What needs to be done:
Go through the data below and return each line containing the word "desc".

Start of Data for analysis

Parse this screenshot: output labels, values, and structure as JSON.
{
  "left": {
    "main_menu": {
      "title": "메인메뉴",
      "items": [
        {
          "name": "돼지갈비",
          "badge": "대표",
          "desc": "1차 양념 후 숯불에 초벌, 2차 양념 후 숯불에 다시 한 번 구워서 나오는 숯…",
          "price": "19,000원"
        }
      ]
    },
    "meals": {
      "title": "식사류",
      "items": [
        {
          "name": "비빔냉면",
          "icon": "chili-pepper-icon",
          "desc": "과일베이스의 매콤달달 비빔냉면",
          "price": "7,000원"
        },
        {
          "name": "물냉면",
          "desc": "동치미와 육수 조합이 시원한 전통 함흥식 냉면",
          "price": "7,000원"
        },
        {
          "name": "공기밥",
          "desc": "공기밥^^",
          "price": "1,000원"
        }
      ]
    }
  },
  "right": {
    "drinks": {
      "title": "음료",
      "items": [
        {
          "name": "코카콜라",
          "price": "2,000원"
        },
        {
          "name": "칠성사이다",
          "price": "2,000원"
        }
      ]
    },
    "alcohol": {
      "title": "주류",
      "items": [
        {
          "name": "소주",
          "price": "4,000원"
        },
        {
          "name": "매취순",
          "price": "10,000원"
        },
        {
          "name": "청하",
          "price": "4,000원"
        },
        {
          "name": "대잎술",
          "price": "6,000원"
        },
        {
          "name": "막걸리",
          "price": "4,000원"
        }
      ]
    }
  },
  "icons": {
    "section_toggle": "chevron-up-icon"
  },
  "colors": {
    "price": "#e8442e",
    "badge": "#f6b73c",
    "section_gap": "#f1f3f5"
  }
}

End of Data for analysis
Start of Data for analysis

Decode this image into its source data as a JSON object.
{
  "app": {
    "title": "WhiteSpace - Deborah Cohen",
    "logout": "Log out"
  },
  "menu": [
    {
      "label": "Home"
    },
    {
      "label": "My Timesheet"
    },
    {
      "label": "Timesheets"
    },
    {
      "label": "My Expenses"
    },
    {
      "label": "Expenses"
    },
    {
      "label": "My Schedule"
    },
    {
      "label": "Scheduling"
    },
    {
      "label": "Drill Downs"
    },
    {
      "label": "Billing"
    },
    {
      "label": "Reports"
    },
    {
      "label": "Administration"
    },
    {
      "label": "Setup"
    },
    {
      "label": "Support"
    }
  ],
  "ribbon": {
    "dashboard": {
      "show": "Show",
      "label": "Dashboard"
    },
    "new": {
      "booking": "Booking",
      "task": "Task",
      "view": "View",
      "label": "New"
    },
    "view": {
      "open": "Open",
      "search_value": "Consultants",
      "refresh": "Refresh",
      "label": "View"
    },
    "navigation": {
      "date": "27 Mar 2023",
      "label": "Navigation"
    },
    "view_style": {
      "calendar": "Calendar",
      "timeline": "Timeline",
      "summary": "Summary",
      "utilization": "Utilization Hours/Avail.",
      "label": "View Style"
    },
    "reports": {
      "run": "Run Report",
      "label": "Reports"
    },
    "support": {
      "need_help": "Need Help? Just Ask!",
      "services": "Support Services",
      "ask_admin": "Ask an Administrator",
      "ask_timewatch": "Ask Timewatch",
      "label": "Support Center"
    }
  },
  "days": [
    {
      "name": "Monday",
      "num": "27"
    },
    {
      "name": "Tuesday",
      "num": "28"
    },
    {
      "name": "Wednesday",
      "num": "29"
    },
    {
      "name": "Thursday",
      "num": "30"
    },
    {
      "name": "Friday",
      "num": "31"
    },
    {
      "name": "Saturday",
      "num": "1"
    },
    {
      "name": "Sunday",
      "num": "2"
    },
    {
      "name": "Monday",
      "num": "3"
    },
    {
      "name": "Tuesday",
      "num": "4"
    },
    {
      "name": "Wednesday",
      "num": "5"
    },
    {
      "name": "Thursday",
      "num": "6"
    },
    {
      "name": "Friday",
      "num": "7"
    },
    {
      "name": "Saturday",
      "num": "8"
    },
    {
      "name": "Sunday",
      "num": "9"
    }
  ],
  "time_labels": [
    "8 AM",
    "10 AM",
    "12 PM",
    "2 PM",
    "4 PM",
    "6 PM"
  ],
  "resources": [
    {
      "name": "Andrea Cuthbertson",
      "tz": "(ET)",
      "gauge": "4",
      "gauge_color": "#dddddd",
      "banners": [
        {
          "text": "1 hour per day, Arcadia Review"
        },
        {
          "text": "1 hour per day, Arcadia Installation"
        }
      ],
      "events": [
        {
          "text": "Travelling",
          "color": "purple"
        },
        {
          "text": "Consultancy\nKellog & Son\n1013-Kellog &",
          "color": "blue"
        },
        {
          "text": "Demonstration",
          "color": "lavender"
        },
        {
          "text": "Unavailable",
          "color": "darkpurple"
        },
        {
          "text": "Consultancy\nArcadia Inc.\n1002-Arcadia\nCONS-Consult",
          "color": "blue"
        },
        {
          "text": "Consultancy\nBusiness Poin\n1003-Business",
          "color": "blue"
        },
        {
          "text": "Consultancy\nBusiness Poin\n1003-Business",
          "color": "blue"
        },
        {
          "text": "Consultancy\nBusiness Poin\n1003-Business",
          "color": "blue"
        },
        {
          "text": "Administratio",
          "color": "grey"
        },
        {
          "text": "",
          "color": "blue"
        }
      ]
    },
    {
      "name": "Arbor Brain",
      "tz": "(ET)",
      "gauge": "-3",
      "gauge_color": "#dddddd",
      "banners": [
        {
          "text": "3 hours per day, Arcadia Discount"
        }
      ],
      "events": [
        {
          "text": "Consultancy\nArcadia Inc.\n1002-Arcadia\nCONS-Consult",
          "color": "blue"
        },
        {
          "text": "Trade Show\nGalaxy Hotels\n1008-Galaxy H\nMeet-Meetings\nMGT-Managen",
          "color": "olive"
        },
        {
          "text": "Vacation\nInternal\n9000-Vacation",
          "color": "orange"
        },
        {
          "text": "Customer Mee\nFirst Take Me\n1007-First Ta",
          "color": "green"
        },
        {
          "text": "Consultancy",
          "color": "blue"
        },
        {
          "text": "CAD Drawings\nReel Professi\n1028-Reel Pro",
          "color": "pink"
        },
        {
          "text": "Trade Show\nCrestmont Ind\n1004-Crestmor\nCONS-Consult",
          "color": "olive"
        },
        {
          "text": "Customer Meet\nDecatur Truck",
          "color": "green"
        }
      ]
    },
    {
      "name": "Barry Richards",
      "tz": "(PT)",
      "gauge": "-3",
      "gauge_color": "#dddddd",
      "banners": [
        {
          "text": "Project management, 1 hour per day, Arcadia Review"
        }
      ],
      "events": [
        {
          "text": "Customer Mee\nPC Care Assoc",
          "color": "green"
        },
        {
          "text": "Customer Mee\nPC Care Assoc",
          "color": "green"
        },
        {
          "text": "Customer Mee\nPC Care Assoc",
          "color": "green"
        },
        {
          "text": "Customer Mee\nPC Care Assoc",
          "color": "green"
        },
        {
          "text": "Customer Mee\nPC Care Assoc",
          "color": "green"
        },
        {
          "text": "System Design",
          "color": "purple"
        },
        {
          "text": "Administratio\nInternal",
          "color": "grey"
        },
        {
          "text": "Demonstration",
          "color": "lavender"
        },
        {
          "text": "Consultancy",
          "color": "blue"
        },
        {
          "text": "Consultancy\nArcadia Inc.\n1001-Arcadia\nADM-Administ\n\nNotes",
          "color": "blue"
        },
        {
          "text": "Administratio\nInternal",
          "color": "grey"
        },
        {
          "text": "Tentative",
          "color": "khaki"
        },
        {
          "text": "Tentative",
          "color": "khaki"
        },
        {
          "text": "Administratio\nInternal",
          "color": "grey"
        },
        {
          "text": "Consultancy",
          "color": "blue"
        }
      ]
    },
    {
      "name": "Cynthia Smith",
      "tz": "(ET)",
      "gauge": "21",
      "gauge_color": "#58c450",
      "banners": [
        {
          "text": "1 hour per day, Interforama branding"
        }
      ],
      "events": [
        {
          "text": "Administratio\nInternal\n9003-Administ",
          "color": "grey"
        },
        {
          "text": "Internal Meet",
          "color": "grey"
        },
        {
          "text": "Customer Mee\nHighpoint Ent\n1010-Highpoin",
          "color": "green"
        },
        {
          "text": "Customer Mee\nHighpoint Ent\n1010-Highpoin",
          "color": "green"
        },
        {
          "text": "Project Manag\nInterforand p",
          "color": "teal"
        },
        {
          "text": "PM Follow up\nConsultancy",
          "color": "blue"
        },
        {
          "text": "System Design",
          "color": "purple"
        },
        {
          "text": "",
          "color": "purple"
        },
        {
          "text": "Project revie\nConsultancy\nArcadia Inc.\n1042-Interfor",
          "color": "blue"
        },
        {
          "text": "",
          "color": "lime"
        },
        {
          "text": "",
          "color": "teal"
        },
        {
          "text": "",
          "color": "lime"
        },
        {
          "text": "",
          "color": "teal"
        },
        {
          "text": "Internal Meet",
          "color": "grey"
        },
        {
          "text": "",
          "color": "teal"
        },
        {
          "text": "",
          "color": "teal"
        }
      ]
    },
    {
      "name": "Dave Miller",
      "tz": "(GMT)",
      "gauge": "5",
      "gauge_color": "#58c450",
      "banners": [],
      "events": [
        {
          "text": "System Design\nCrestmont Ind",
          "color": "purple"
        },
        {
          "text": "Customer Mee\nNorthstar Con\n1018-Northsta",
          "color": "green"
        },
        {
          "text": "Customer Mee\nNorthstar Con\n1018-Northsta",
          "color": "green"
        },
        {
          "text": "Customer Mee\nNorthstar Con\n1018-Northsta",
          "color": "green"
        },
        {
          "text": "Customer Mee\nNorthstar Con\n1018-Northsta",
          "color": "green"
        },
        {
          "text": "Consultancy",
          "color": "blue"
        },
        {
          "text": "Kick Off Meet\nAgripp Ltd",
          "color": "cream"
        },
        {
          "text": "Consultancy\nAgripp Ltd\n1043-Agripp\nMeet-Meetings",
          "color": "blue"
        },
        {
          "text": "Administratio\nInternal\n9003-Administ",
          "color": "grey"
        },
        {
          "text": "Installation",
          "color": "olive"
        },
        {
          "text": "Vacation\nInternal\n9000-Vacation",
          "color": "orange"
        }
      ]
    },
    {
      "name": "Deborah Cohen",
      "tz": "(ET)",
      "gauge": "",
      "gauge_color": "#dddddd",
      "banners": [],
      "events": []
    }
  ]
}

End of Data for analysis

Finished exercise:
          "desc": "1차 양념 후 숯불에 초벌, 2차 양념 후 숯불에 다시 한 번 구워서 나오는 숯…",
          "desc": "과일베이스의 매콤달달 비빔냉면",
          "desc": "동치미와 육수 조합이 시원한 전통 함흥식 냉면",
          "desc": "공기밥^^",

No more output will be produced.